The man is Andreas Sanau, 29, accused along with Henry Sutanto by the Islamic Defender Front (FPI) of organising mass baptisms. The FPI is a radical Islamic group known for his violence against religious minorities, especially Christians.
For years, Islamic extremists have targeted Bekasi Christians, accusing the latter of trying to “Christianise” the city. In the first months of 2010, radical Islamic groups have interrupted Christian religious services, prevented Christians from entering their churches and blocked the building of new churches.
Charges against Sanau and Sutanto are the result of an initiative by the Mahanaim Foundation, a Christian organisation that helps the poor. Last Wednesday, 14 buses full of people met at the residence of the foundation’s president, Henry Sutanto. For Murhali Barda, the local FPI leader, Sutanto “must be killed; he wants a mass baptism.”
Foundation spokeswoman Marya Irawan said that the busloads of people were villagers who had come as part of an outreach programme in favour of the poor.
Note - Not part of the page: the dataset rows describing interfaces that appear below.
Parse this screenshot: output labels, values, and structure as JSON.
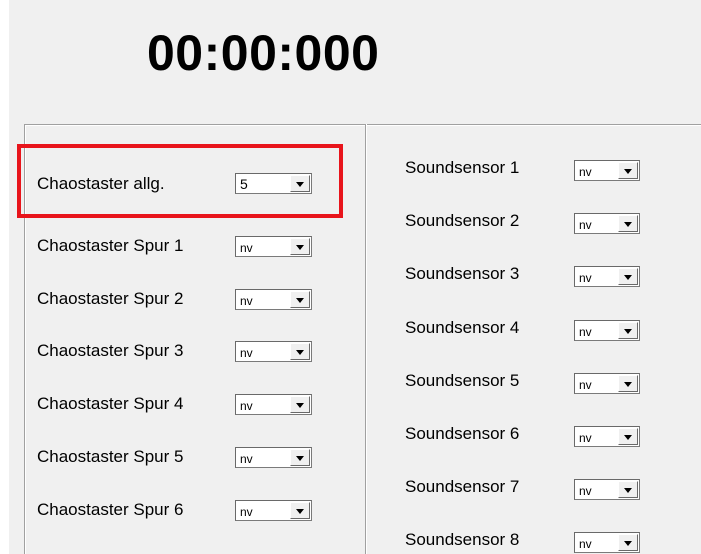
{
  "timer": "00:00:000",
  "highlight_color": "#e8141b",
  "general": {
    "label": "Chaostaster allg.",
    "value": "5"
  },
  "left_rows": [
    {
      "label": "Chaostaster Spur 1",
      "value": "nv"
    },
    {
      "label": "Chaostaster Spur 2",
      "value": "nv"
    },
    {
      "label": "Chaostaster Spur 3",
      "value": "nv"
    },
    {
      "label": "Chaostaster Spur 4",
      "value": "nv"
    },
    {
      "label": "Chaostaster Spur 5",
      "value": "nv"
    },
    {
      "label": "Chaostaster Spur 6",
      "value": "nv"
    }
  ],
  "right_rows": [
    {
      "label": "Soundsensor 1",
      "value": "nv"
    },
    {
      "label": "Soundsensor 2",
      "value": "nv"
    },
    {
      "label": "Soundsensor 3",
      "value": "nv"
    },
    {
      "label": "Soundsensor 4",
      "value": "nv"
    },
    {
      "label": "Soundsensor 5",
      "value": "nv"
    },
    {
      "label": "Soundsensor 6",
      "value": "nv"
    },
    {
      "label": "Soundsensor 7",
      "value": "nv"
    },
    {
      "label": "Soundsensor 8",
      "value": "nv"
    }
  ]
}
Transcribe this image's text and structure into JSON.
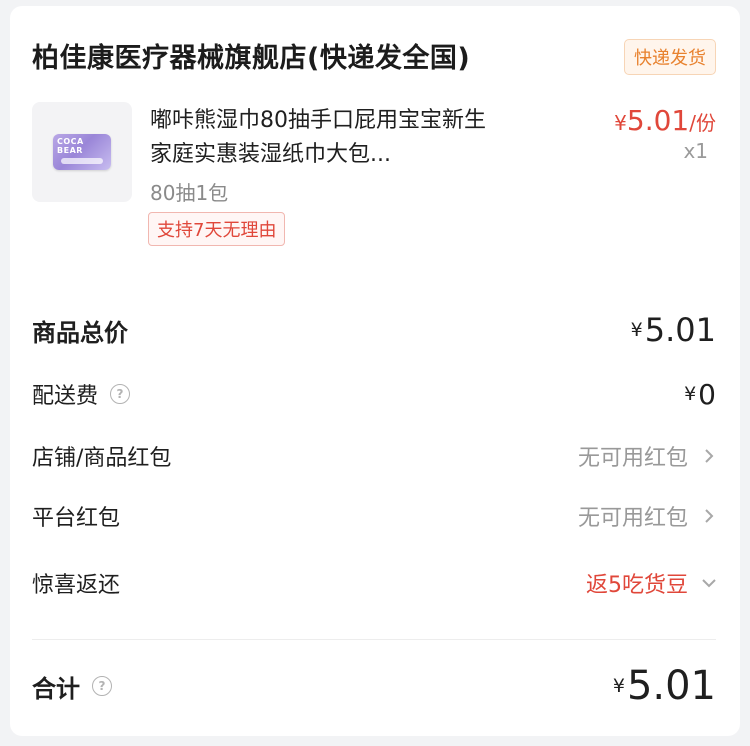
{
  "shop": {
    "name": "柏佳康医疗器械旗舰店(快递发全国)",
    "ship_tag": "快递发货"
  },
  "product": {
    "name": "嘟咔熊湿巾80抽手口屁用宝宝新生家庭实惠装湿纸巾大包...",
    "spec": "80抽1包",
    "badge": "支持7天无理由",
    "image_brand": "COCA BEAR",
    "price_symbol": "¥",
    "price": "5.01",
    "price_unit": "/份",
    "quantity": "x1"
  },
  "summary": {
    "subtotal_label": "商品总价",
    "subtotal_symbol": "¥",
    "subtotal": "5.01",
    "delivery_label": "配送费",
    "delivery_symbol": "¥",
    "delivery": "0",
    "shop_coupon_label": "店铺/商品红包",
    "shop_coupon_value": "无可用红包",
    "platform_coupon_label": "平台红包",
    "platform_coupon_value": "无可用红包",
    "surprise_label": "惊喜返还",
    "surprise_value": "返5吃货豆",
    "total_label": "合计",
    "total_symbol": "¥",
    "total": "5.01"
  },
  "colors": {
    "accent_red": "#e0473a",
    "tag_orange": "#e8822f"
  },
  "icons": {
    "help": "question-circle-icon",
    "chevron_right": "chevron-right-icon",
    "chevron_down": "chevron-down-icon"
  }
}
The Foundation has no intention of baptising anyone.
Meanwhile things are getting worse, especially after the local FPI decided to set up a paramilitary organisation ahead of an expected struggle with Christians. More than 1,500 volunteers are training.
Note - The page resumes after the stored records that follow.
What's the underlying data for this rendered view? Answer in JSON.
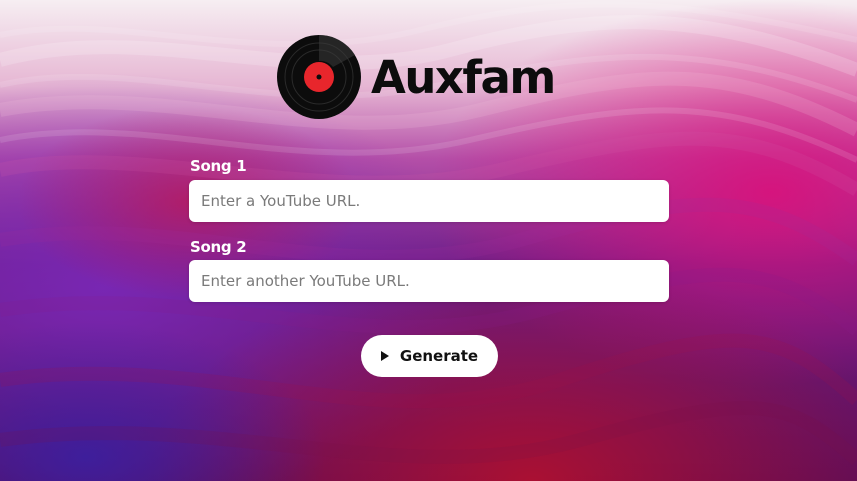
{
  "brand": {
    "name": "Auxfam",
    "logo_icon": "vinyl-record-icon",
    "accent_color": "#e8262c"
  },
  "form": {
    "song1": {
      "label": "Song 1",
      "placeholder": "Enter a YouTube URL.",
      "value": ""
    },
    "song2": {
      "label": "Song 2",
      "placeholder": "Enter another YouTube URL.",
      "value": ""
    },
    "generate": {
      "label": "Generate",
      "icon": "play-icon"
    }
  },
  "colors": {
    "background_primary": "#8a1aa8",
    "background_accent": "#c0107a",
    "background_dark": "#5a0a55",
    "text_on_dark": "#ffffff"
  }
}
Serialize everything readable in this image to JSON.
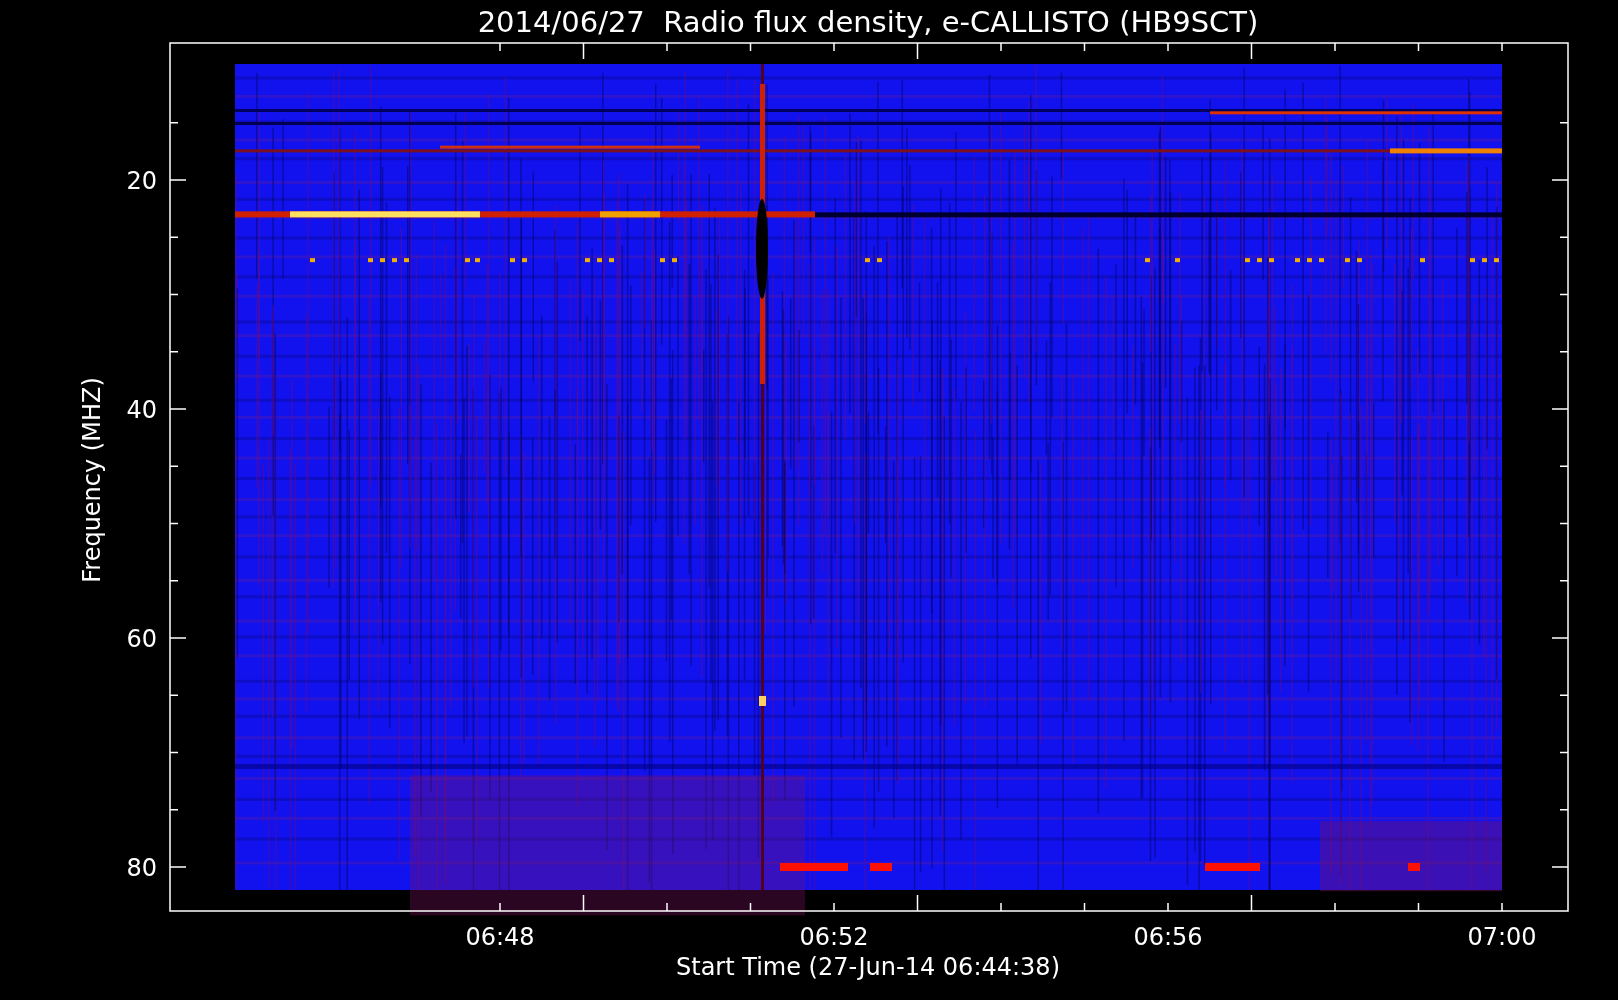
{
  "title": "2014/06/27  Radio flux density, e-CALLISTO (HB9SCT)",
  "y_axis": {
    "label": "Frequency (MHZ)",
    "ticks": [
      "20",
      "40",
      "60",
      "80"
    ]
  },
  "x_axis": {
    "label": "Start Time (27-Jun-14 06:44:38)",
    "ticks": [
      "06:48",
      "06:52",
      "06:56",
      "07:00"
    ]
  }
}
According to Murhali Barda, “we are doing this because we want to strike fear in the hearts of Christians who behave in such a way. If they refuse to stop what they’re doing, we’re ready to fight.”
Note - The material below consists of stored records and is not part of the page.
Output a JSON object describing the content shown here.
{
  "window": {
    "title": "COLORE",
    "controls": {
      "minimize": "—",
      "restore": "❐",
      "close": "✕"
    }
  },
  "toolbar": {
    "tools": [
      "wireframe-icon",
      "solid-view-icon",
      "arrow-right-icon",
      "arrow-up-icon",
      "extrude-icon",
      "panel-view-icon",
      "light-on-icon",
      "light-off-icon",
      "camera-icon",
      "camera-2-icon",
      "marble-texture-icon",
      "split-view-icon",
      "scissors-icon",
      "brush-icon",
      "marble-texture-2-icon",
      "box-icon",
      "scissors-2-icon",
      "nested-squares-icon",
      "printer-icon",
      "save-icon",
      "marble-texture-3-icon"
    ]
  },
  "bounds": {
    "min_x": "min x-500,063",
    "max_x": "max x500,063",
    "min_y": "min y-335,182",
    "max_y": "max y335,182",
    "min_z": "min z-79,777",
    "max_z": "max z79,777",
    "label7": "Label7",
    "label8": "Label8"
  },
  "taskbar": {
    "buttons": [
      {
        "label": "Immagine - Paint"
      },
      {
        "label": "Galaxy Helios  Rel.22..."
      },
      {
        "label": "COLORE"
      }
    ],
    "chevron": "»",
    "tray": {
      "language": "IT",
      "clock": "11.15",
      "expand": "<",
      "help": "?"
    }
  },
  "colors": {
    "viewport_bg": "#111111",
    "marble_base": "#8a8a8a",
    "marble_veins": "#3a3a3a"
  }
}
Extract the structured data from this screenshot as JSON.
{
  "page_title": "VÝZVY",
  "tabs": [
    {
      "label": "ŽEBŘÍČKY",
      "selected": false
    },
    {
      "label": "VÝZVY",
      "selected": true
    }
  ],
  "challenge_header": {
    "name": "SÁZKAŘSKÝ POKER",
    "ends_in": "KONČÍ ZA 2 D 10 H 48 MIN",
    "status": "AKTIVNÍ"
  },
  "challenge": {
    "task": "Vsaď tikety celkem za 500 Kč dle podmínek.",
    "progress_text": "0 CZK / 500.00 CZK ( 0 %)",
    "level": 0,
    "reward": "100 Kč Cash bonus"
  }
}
Fr Andreas Yewangoe, secretary of the Communion of Indonesian Churches, said that the militia will only create fear, nervousness and unrest in the nation. “The government must protect all citizens from anarchist action as mandated by the constitution.” So far,the government has done nothing.
Political analyst Arbi Sanit said that the authorities are afraid of taking step that might be interpreted as anti-Islam. For them, “Being popular is more important [. . .] than punishing those who are clearly breaking the law,” Sanit said.